In the movie, Veronica Mars is now an adult. Did this change how you approached the character?
It was actually easier this time around. Before, I was I was 24-years-old playing a 16-year-old. I was erasing 8 years of development to play a girl who was struggling in high school. I just had my 10-year high school reunion so I’m very much in the same emotional state as Veronica in the movie. I certainly don’t have the drama in my life that she does, but it was almost easier to play Veronica as an adult because she’s so similar to who I am now.
Now that filming for the movie is complete, do you think it will provide closure for fans?
No, I think there will always be more, and I hope people will always want more. If there’s one thing I know about Rob Thomas it’s that he never closes up a storyline. This movie is left very open-ended because we’d all love to work together again. This is one of the best jobs I’ve ever had in my life and as long as there’s an audience for it, I would continue to do it.

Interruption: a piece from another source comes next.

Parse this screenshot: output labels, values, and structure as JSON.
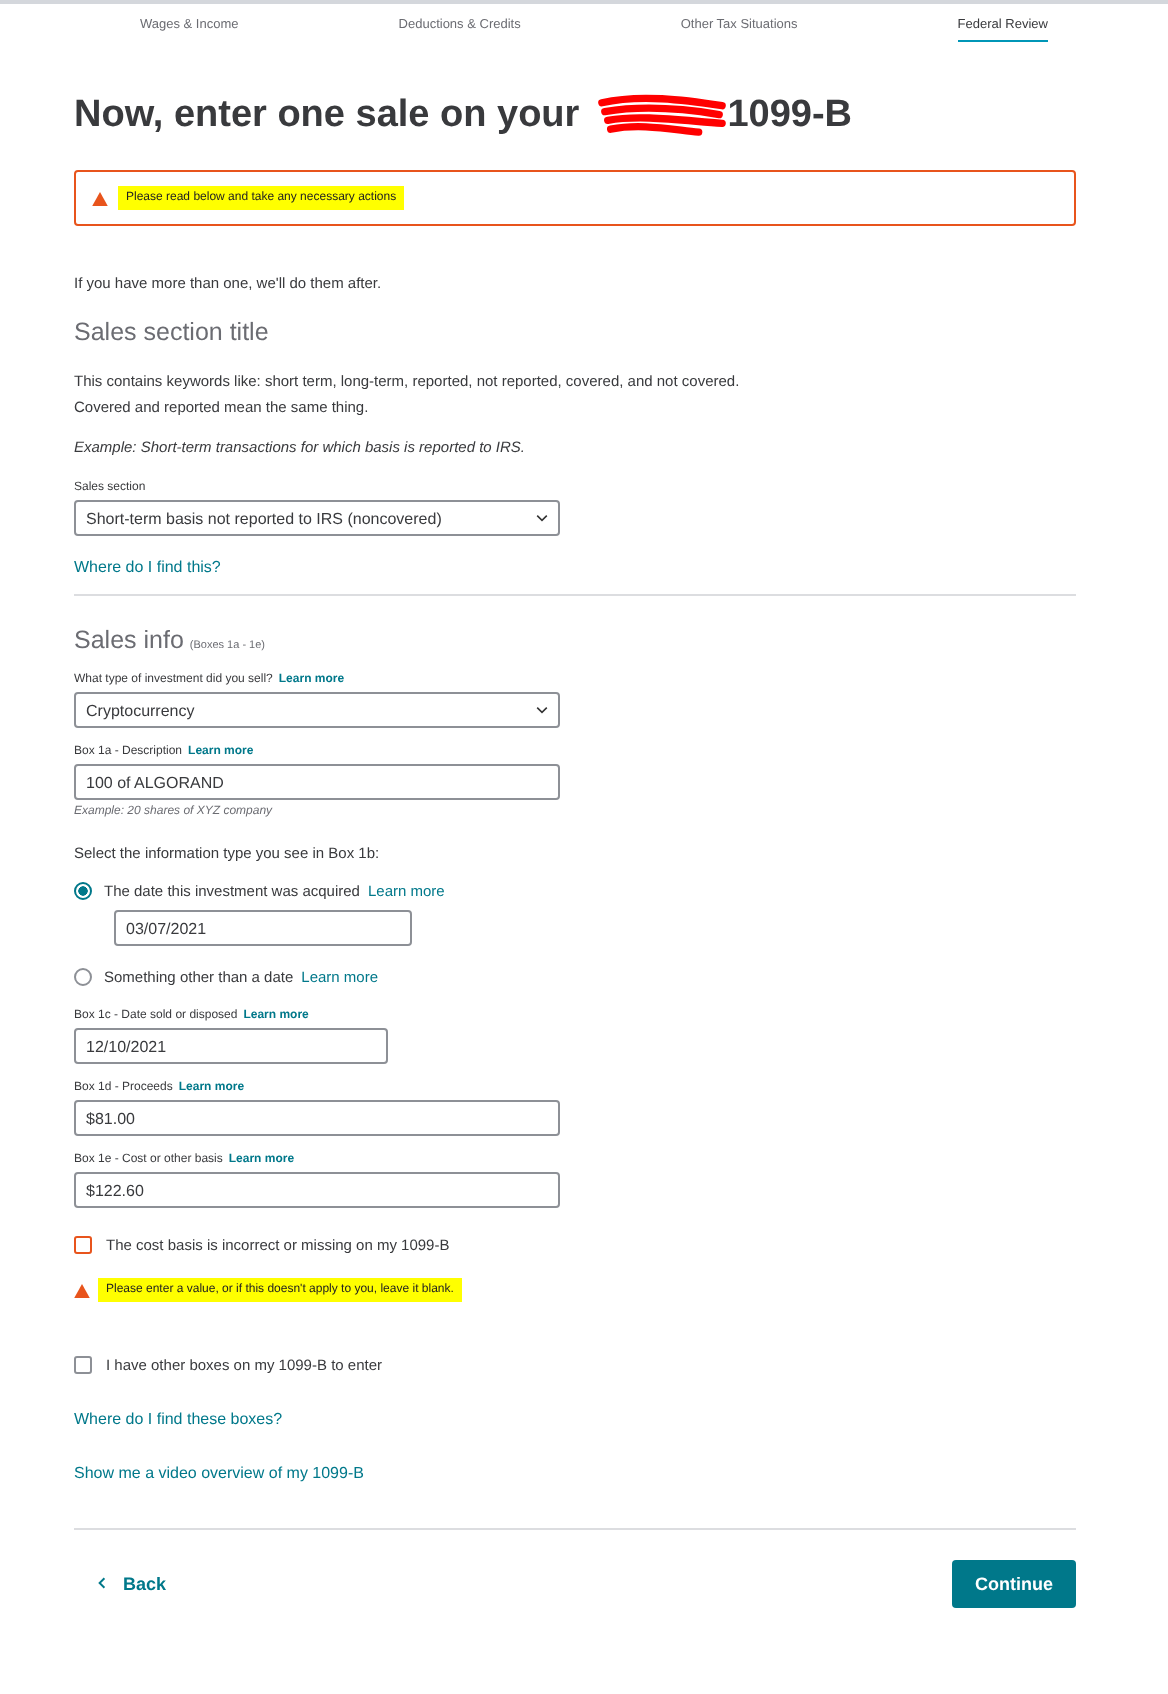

If you were to do a sequel to the movie, would you try to crowdfund it as well?
I had a great experience, but I think that I would like the studio system to step in. We needed to prove that there was an audience and that it was still relevant. That’s been proven so I would rather it go through the studio system getting funded as opposed to having to ask fans again. They stepped up to the plate by putting their hard earned money on the table. Nothing is more flattering, but I’d like to be able to do it without their help next time. I’d like to give that gift back to them.
To read Kristen's "Off The Cuff" quote about the Veronica Mars film, pick up a copy of the March issue on newsstands or subscribe now